The Excalibur problem is that, over time, people have combined two different Arthurian swords into a single blade. This is a serious pet-peeve of mine.
- Sword # 1: "Clarent", the sword in the stone. It was used in Ceremonies (e.g. the dubbing of knights). This sword designates Arthur as being rightful heir of Uthur.
- Sword # 2: "Excalibur/Caliburn", given to Arthur by the Lady of the Lake, and Arthur's sword for battle. This sword grants the divine right to rule England.
Most popular depictions (especially in recent years) tend just to use one sword or the other and call it Excalibur. However, some find a way of placing the sword in the position of both: e.g. the Lady of the Lake puts it into the stone, or something to that effect.
Older texts, however, do make the distinction clear even if it's a "blink and you miss it" moment. For example, a sentence saying that the sword in the stone was fragile, and couldn't be used for combat, so Arthur went to the Lady of the Lake for a new one.
In the medieval "Alliterative Morte d'Arthur" the roles of Arthur having the two swords is actually really important: Part of Mordred's coup involves stealing Clarent (establishing that he has the mortal right to rule by laws of men) in addition to kidnapping/"marrying" the queen.

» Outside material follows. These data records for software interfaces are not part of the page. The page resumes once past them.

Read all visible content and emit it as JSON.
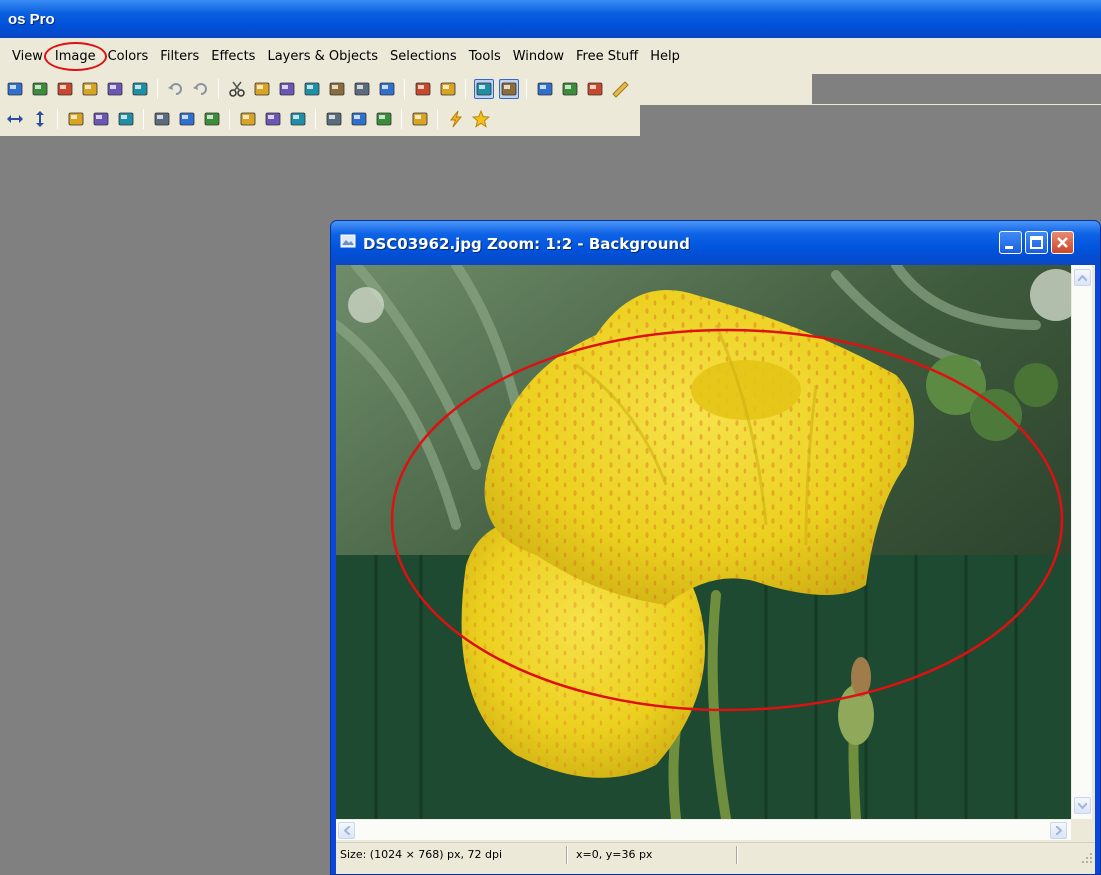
{
  "app": {
    "title": "os Pro"
  },
  "menu": [
    "View",
    "Image",
    "Colors",
    "Filters",
    "Effects",
    "Layers & Objects",
    "Selections",
    "Tools",
    "Window",
    "Free Stuff",
    "Help"
  ],
  "menu_highlighted": "Image",
  "toolbar_row1": [
    "new-icon",
    "save-icon",
    "save-all-icon",
    "print-icon",
    "print-preview-icon",
    "scan-icon",
    "sep",
    "undo-icon",
    "redo-icon",
    "sep",
    "cut-icon",
    "copy-icon",
    "copy-merged-icon",
    "paste-icon",
    "paste-into-icon",
    "paste-new-icon",
    "screen-capture-icon",
    "sep",
    "open-browser-icon",
    "image-info-icon",
    "sep",
    "tools-icon",
    "layers-icon",
    "sep",
    "grid-icon",
    "navigator-icon",
    "window-icon",
    "ruler-icon"
  ],
  "toolbar_row2": [
    "flip-horizontal-icon",
    "flip-vertical-icon",
    "sep",
    "invert-icon",
    "color-balance-icon",
    "hue-icon",
    "sep",
    "brightness-icon",
    "contrast-icon",
    "red-eye-icon",
    "sep",
    "resize-icon",
    "canvas-icon",
    "histogram-icon",
    "sep",
    "frame-icon",
    "noise-icon",
    "landscape-icon",
    "sep",
    "stamp-icon",
    "sep",
    "lightning-icon",
    "star-icon"
  ],
  "document": {
    "title": "DSC03962.jpg  Zoom: 1:2 - Background",
    "status_size": "Size: (1024 × 768) px, 72 dpi",
    "status_coords": "x=0, y=36 px"
  },
  "colors": {
    "xp_blue": "#0a58dc",
    "menu_bg": "#ece9d8",
    "annotation_red": "#dd1111",
    "workspace": "#808080"
  }
}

The final battle involves Arthur, wielding Excalibur (divine right to rule), versus Mordred, wielding Clarent. The two then destroy each other.
I really hope this helped clear things up for you. I'd recommend starting with Geoffrey of Monmouth and working your way through medieval texts to see the evolution of the depiction of Arthur's swords.